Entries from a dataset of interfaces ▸
··········
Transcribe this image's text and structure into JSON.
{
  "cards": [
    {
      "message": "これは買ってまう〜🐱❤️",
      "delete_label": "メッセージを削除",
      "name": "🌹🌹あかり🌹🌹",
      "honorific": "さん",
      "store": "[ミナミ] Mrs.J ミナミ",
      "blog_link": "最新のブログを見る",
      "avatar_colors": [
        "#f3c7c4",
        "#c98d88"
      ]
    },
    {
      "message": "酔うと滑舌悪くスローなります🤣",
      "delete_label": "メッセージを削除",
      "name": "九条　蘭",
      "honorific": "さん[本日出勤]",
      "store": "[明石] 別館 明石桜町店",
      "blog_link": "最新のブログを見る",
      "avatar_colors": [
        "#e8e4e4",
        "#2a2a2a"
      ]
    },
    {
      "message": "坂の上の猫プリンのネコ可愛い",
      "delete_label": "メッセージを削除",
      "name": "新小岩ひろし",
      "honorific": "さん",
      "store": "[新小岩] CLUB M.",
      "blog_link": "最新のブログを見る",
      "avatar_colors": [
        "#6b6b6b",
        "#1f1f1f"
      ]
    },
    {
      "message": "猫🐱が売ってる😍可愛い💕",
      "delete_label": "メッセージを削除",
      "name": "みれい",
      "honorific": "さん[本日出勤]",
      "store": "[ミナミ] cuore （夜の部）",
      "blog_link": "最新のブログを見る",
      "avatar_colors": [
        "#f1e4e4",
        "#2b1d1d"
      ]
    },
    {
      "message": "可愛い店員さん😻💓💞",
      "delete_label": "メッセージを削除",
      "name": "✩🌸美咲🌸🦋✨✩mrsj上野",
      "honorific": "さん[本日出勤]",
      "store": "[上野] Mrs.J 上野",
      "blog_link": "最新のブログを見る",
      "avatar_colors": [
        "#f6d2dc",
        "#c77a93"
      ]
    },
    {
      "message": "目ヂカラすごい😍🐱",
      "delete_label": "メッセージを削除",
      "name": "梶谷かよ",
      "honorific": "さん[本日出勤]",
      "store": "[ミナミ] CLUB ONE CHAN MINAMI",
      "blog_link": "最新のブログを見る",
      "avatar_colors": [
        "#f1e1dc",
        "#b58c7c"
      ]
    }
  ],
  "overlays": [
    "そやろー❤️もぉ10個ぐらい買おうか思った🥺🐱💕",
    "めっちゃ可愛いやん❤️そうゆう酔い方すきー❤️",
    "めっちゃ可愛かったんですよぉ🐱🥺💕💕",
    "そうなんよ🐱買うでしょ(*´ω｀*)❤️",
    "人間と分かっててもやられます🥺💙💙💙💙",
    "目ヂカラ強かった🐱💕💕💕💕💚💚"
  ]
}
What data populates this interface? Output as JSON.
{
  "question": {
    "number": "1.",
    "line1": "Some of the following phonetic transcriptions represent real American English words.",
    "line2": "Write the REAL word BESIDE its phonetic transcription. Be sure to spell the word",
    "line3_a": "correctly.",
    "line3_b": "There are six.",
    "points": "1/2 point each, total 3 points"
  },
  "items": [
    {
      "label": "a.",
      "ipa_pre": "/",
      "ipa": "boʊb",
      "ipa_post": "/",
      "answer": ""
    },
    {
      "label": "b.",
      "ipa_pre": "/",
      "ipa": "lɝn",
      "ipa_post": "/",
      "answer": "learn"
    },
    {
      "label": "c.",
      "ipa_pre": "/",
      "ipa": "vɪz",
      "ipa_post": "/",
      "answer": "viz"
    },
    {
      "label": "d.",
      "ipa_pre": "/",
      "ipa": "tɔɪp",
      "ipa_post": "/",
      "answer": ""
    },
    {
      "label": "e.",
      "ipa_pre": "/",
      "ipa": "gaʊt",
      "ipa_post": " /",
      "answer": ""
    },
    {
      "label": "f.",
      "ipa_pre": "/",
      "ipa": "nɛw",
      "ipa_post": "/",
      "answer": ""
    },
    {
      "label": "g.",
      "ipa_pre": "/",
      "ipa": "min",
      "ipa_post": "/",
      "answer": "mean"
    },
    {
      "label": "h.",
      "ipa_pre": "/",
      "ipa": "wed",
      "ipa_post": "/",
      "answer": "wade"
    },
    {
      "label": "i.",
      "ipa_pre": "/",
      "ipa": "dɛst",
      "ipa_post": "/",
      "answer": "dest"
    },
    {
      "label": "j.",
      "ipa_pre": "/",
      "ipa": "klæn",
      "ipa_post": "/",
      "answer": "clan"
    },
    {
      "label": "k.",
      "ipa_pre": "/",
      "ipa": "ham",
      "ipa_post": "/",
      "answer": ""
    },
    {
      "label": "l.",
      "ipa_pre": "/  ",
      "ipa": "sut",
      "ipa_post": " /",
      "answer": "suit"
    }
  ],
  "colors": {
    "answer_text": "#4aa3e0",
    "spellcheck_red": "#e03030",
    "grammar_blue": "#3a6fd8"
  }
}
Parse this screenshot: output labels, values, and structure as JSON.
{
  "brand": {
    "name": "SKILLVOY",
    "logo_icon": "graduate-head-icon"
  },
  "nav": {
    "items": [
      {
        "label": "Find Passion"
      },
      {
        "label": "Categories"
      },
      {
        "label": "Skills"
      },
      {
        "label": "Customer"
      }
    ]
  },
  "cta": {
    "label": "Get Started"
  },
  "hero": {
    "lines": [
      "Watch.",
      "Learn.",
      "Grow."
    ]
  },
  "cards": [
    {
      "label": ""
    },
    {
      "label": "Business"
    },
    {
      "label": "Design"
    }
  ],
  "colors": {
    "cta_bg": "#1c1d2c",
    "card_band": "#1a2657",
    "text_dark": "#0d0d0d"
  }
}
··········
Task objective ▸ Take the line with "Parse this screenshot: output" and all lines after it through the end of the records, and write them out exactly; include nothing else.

Result for this exercise ▸
Parse this screenshot: output labels, values, and structure as JSON.
{
  "brand": {
    "name": "SKILLVOY",
    "logo_icon": "graduate-head-icon"
  },
  "nav": {
    "items": [
      {
        "label": "Find Passion"
      },
      {
        "label": "Categories"
      },
      {
        "label": "Skills"
      },
      {
        "label": "Customer"
      }
    ]
  },
  "cta": {
    "label": "Get Started"
  },
  "hero": {
    "lines": [
      "Watch.",
      "Learn.",
      "Grow."
    ]
  },
  "cards": [
    {
      "label": ""
    },
    {
      "label": "Business"
    },
    {
      "label": "Design"
    }
  ],
  "colors": {
    "cta_bg": "#1c1d2c",
    "card_band": "#1a2657",
    "text_dark": "#0d0d0d"
  }
}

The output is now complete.